**Task goal**
Without the images, repeat every line of the listing exactly.

**Data to use**
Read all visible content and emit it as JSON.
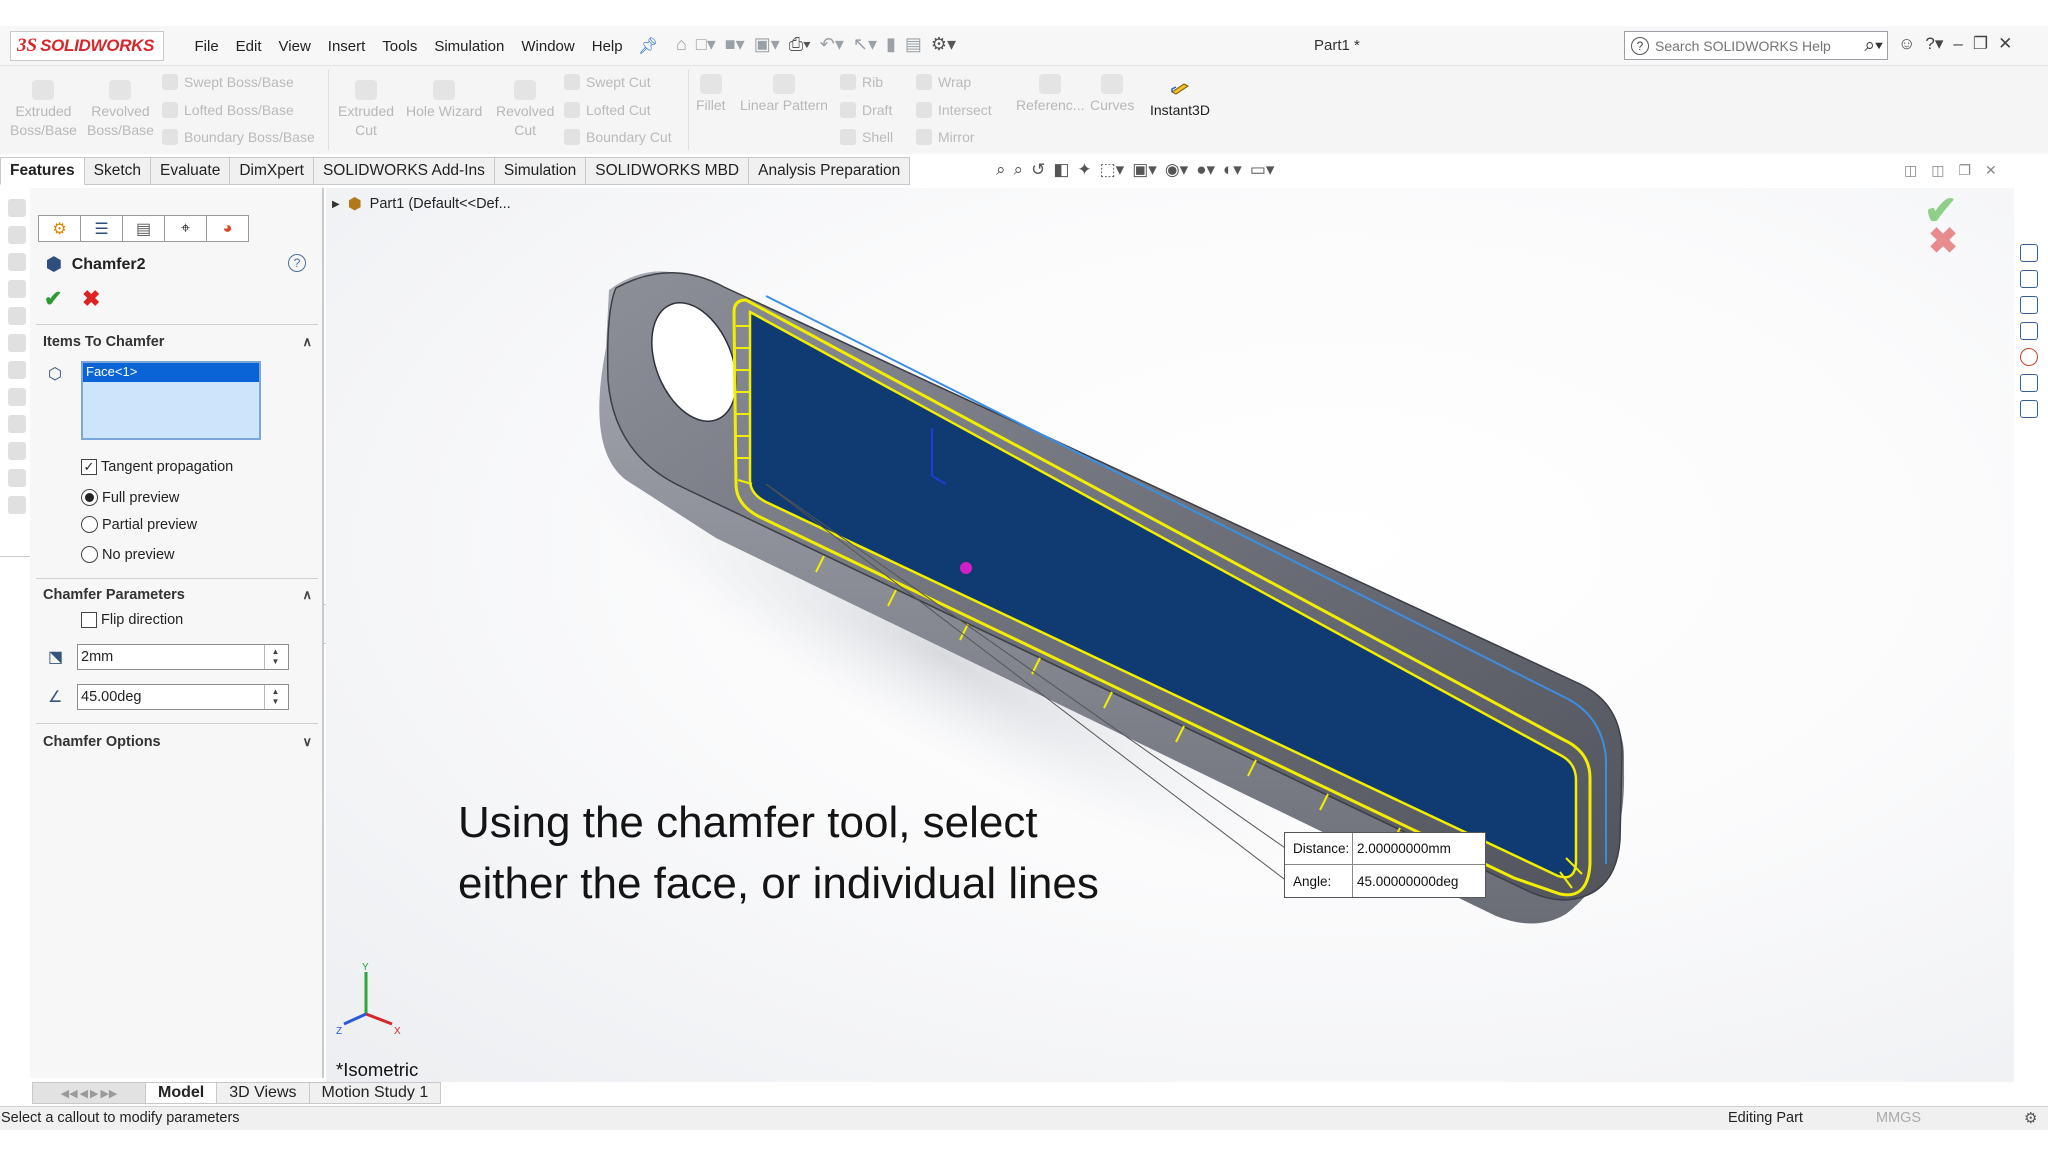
{
  "app": {
    "logo_text": "SOLIDWORKS",
    "document_title": "Part1 *"
  },
  "menu": [
    "File",
    "Edit",
    "View",
    "Insert",
    "Tools",
    "Simulation",
    "Window",
    "Help"
  ],
  "search": {
    "placeholder": "Search SOLIDWORKS Help"
  },
  "commands": {
    "extruded_boss": [
      "Extruded",
      "Boss/Base"
    ],
    "revolved_boss": [
      "Revolved",
      "Boss/Base"
    ],
    "swept_boss": "Swept Boss/Base",
    "lofted_boss": "Lofted Boss/Base",
    "boundary_boss": "Boundary Boss/Base",
    "extruded_cut": [
      "Extruded",
      "Cut"
    ],
    "hole_wizard": "Hole Wizard",
    "revolved_cut": [
      "Revolved",
      "Cut"
    ],
    "swept_cut": "Swept Cut",
    "lofted_cut": "Lofted Cut",
    "boundary_cut": "Boundary Cut",
    "fillet": "Fillet",
    "linear_pattern": "Linear Pattern",
    "rib": "Rib",
    "draft": "Draft",
    "shell": "Shell",
    "wrap": "Wrap",
    "intersect": "Intersect",
    "mirror": "Mirror",
    "reference": "Referenc...",
    "curves": "Curves",
    "instant3d": "Instant3D"
  },
  "tabs": [
    "Features",
    "Sketch",
    "Evaluate",
    "DimXpert",
    "SOLIDWORKS Add-Ins",
    "Simulation",
    "SOLIDWORKS MBD",
    "Analysis Preparation"
  ],
  "property_manager": {
    "feature_name": "Chamfer2",
    "items_header": "Items To Chamfer",
    "selected_item": "Face<1>",
    "tangent_propagation": "Tangent propagation",
    "full_preview": "Full preview",
    "partial_preview": "Partial preview",
    "no_preview": "No preview",
    "params_header": "Chamfer Parameters",
    "flip_direction": "Flip direction",
    "distance_value": "2mm",
    "angle_value": "45.00deg",
    "options_header": "Chamfer Options"
  },
  "viewport": {
    "tree_item": "Part1  (Default<<Def...",
    "caption_line1": "Using the chamfer tool, select",
    "caption_line2": "either the face, or individual lines",
    "view_label": "*Isometric",
    "callout": {
      "distance_label": "Distance:",
      "distance_value": "2.00000000mm",
      "angle_label": "Angle:",
      "angle_value": "45.00000000deg"
    },
    "triad": {
      "y": "Y",
      "z": "Z",
      "x": "X"
    }
  },
  "bottom_tabs": [
    "Model",
    "3D Views",
    "Motion Study 1"
  ],
  "status": {
    "message": "Select a callout to modify parameters",
    "mode": "Editing Part",
    "units": "MMGS"
  }
}
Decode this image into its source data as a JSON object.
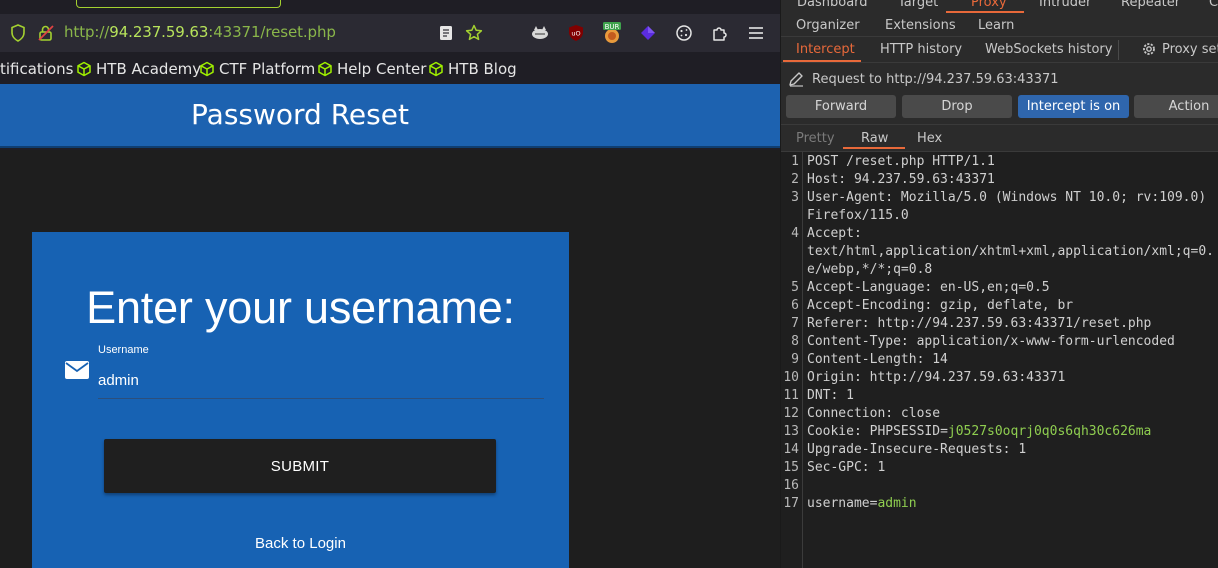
{
  "browser": {
    "url_scheme": "http://",
    "url_host": "94.237.59.63",
    "url_rest": ":43371/reset.php",
    "bookmarks": [
      "tifications",
      "HTB Academy",
      "CTF Platform",
      "Help Center",
      "HTB Blog"
    ],
    "extension_badge": "BUR"
  },
  "app": {
    "header_title": "Password Reset",
    "card_heading": "Enter your username:",
    "field_label": "Username",
    "field_value": "admin",
    "submit_label": "SUBMIT",
    "back_link": "Back to Login"
  },
  "burp": {
    "top_tabs": [
      "Dashboard",
      "Target",
      "Proxy",
      "Intruder",
      "Repeater",
      "C"
    ],
    "row2_tabs": [
      "Organizer",
      "Extensions",
      "Learn"
    ],
    "proxy_tabs": [
      "Intercept",
      "HTTP history",
      "WebSockets history"
    ],
    "proxy_settings": "Proxy sett",
    "request_to": "Request to http://94.237.59.63:43371",
    "buttons": {
      "forward": "Forward",
      "drop": "Drop",
      "intercept": "Intercept is on",
      "action": "Action"
    },
    "view_tabs": [
      "Pretty",
      "Raw",
      "Hex"
    ],
    "lines": [
      {
        "n": "1",
        "k": "POST /reset.php HTTP/1.1",
        "v": ""
      },
      {
        "n": "2",
        "k": "Host:",
        "v": " 94.237.59.63:43371"
      },
      {
        "n": "3",
        "k": "User-Agent:",
        "v": " Mozilla/5.0 (Windows NT 10.0; rv:109.0)"
      },
      {
        "n": "",
        "k": "",
        "v": "Firefox/115.0"
      },
      {
        "n": "4",
        "k": "Accept:",
        "v": ""
      },
      {
        "n": "",
        "k": "",
        "v": "text/html,application/xhtml+xml,application/xml;q=0."
      },
      {
        "n": "",
        "k": "",
        "v": "e/webp,*/*;q=0.8"
      },
      {
        "n": "5",
        "k": "Accept-Language:",
        "v": " en-US,en;q=0.5"
      },
      {
        "n": "6",
        "k": "Accept-Encoding:",
        "v": " gzip, deflate, br"
      },
      {
        "n": "7",
        "k": "Referer:",
        "v": " http://94.237.59.63:43371/reset.php"
      },
      {
        "n": "8",
        "k": "Content-Type:",
        "v": " application/x-www-form-urlencoded"
      },
      {
        "n": "9",
        "k": "Content-Length:",
        "v": " 14"
      },
      {
        "n": "10",
        "k": "Origin:",
        "v": " http://94.237.59.63:43371"
      },
      {
        "n": "11",
        "k": "DNT:",
        "v": " 1"
      },
      {
        "n": "12",
        "k": "Connection:",
        "v": " close"
      },
      {
        "n": "13",
        "k": "Cookie:",
        "v": " PHPSESSID=",
        "g": "j0527s0oqrj0q0s6qh30c626ma"
      },
      {
        "n": "14",
        "k": "Upgrade-Insecure-Requests:",
        "v": " 1"
      },
      {
        "n": "15",
        "k": "Sec-GPC:",
        "v": " 1"
      },
      {
        "n": "16",
        "k": "",
        "v": ""
      },
      {
        "n": "17",
        "k": "username=",
        "v": "",
        "g": "admin"
      }
    ]
  }
}
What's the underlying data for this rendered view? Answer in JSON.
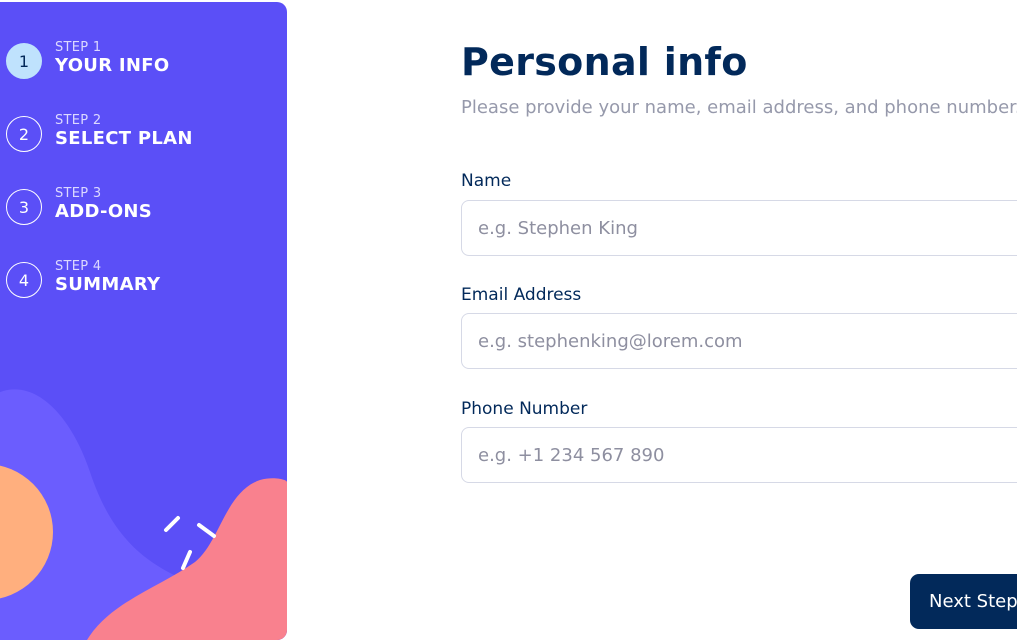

**Task result**
Read all visible content and emit it as JSON.
{
  "app": {
    "logo_text": "SOLIDWORKS",
    "document_title": "Part1 *"
  },
  "menu": [
    "File",
    "Edit",
    "View",
    "Insert",
    "Tools",
    "Simulation",
    "Window",
    "Help"
  ],
  "search": {
    "placeholder": "Search SOLIDWORKS Help"
  },
  "commands": {
    "extruded_boss": [
      "Extruded",
      "Boss/Base"
    ],
    "revolved_boss": [
      "Revolved",
      "Boss/Base"
    ],
    "swept_boss": "Swept Boss/Base",
    "lofted_boss": "Lofted Boss/Base",
    "boundary_boss": "Boundary Boss/Base",
    "extruded_cut": [
      "Extruded",
      "Cut"
    ],
    "hole_wizard": "Hole Wizard",
    "revolved_cut": [
      "Revolved",
      "Cut"
    ],
    "swept_cut": "Swept Cut",
    "lofted_cut": "Lofted Cut",
    "boundary_cut": "Boundary Cut",
    "fillet": "Fillet",
    "linear_pattern": "Linear Pattern",
    "rib": "Rib",
    "draft": "Draft",
    "shell": "Shell",
    "wrap": "Wrap",
    "intersect": "Intersect",
    "mirror": "Mirror",
    "reference": "Referenc...",
    "curves": "Curves",
    "instant3d": "Instant3D"
  },
  "tabs": [
    "Features",
    "Sketch",
    "Evaluate",
    "DimXpert",
    "SOLIDWORKS Add-Ins",
    "Simulation",
    "SOLIDWORKS MBD",
    "Analysis Preparation"
  ],
  "property_manager": {
    "feature_name": "Chamfer2",
    "items_header": "Items To Chamfer",
    "selected_item": "Face<1>",
    "tangent_propagation": "Tangent propagation",
    "full_preview": "Full preview",
    "partial_preview": "Partial preview",
    "no_preview": "No preview",
    "params_header": "Chamfer Parameters",
    "flip_direction": "Flip direction",
    "distance_value": "2mm",
    "angle_value": "45.00deg",
    "options_header": "Chamfer Options"
  },
  "viewport": {
    "tree_item": "Part1  (Default<<Def...",
    "caption_line1": "Using the chamfer tool, select",
    "caption_line2": "either the face, or individual lines",
    "view_label": "*Isometric",
    "callout": {
      "distance_label": "Distance:",
      "distance_value": "2.00000000mm",
      "angle_label": "Angle:",
      "angle_value": "45.00000000deg"
    },
    "triad": {
      "y": "Y",
      "z": "Z",
      "x": "X"
    }
  },
  "bottom_tabs": [
    "Model",
    "3D Views",
    "Motion Study 1"
  ],
  "status": {
    "message": "Select a callout to modify parameters",
    "mode": "Editing Part",
    "units": "MMGS"
  }
}
Decode this image into its source data as a JSON object.
{
  "browser": {
    "url_scheme": "http://",
    "url_host": "94.237.59.63",
    "url_rest": ":43371/reset.php",
    "bookmarks": [
      "tifications",
      "HTB Academy",
      "CTF Platform",
      "Help Center",
      "HTB Blog"
    ],
    "extension_badge": "BUR"
  },
  "app": {
    "header_title": "Password Reset",
    "card_heading": "Enter your username:",
    "field_label": "Username",
    "field_value": "admin",
    "submit_label": "SUBMIT",
    "back_link": "Back to Login"
  },
  "burp": {
    "top_tabs": [
      "Dashboard",
      "Target",
      "Proxy",
      "Intruder",
      "Repeater",
      "C"
    ],
    "row2_tabs": [
      "Organizer",
      "Extensions",
      "Learn"
    ],
    "proxy_tabs": [
      "Intercept",
      "HTTP history",
      "WebSockets history"
    ],
    "proxy_settings": "Proxy sett",
    "request_to": "Request to http://94.237.59.63:43371",
    "buttons": {
      "forward": "Forward",
      "drop": "Drop",
      "intercept": "Intercept is on",
      "action": "Action"
    },
    "view_tabs": [
      "Pretty",
      "Raw",
      "Hex"
    ],
    "lines": [
      {
        "n": "1",
        "k": "POST /reset.php HTTP/1.1",
        "v": ""
      },
      {
        "n": "2",
        "k": "Host:",
        "v": " 94.237.59.63:43371"
      },
      {
        "n": "3",
        "k": "User-Agent:",
        "v": " Mozilla/5.0 (Windows NT 10.0; rv:109.0)"
      },
      {
        "n": "",
        "k": "",
        "v": "Firefox/115.0"
      },
      {
        "n": "4",
        "k": "Accept:",
        "v": ""
      },
      {
        "n": "",
        "k": "",
        "v": "text/html,application/xhtml+xml,application/xml;q=0."
      },
      {
        "n": "",
        "k": "",
        "v": "e/webp,*/*;q=0.8"
      },
      {
        "n": "5",
        "k": "Accept-Language:",
        "v": " en-US,en;q=0.5"
      },
      {
        "n": "6",
        "k": "Accept-Encoding:",
        "v": " gzip, deflate, br"
      },
      {
        "n": "7",
        "k": "Referer:",
        "v": " http://94.237.59.63:43371/reset.php"
      },
      {
        "n": "8",
        "k": "Content-Type:",
        "v": " application/x-www-form-urlencoded"
      },
      {
        "n": "9",
        "k": "Content-Length:",
        "v": " 14"
      },
      {
        "n": "10",
        "k": "Origin:",
        "v": " http://94.237.59.63:43371"
      },
      {
        "n": "11",
        "k": "DNT:",
        "v": " 1"
      },
      {
        "n": "12",
        "k": "Connection:",
        "v": " close"
      },
      {
        "n": "13",
        "k": "Cookie:",
        "v": " PHPSESSID=",
        "g": "j0527s0oqrj0q0s6qh30c626ma"
      },
      {
        "n": "14",
        "k": "Upgrade-Insecure-Requests:",
        "v": " 1"
      },
      {
        "n": "15",
        "k": "Sec-GPC:",
        "v": " 1"
      },
      {
        "n": "16",
        "k": "",
        "v": ""
      },
      {
        "n": "17",
        "k": "username=",
        "v": "",
        "g": "admin"
      }
    ]
  }
}
What's the underlying data for this rendered view? Answer in JSON.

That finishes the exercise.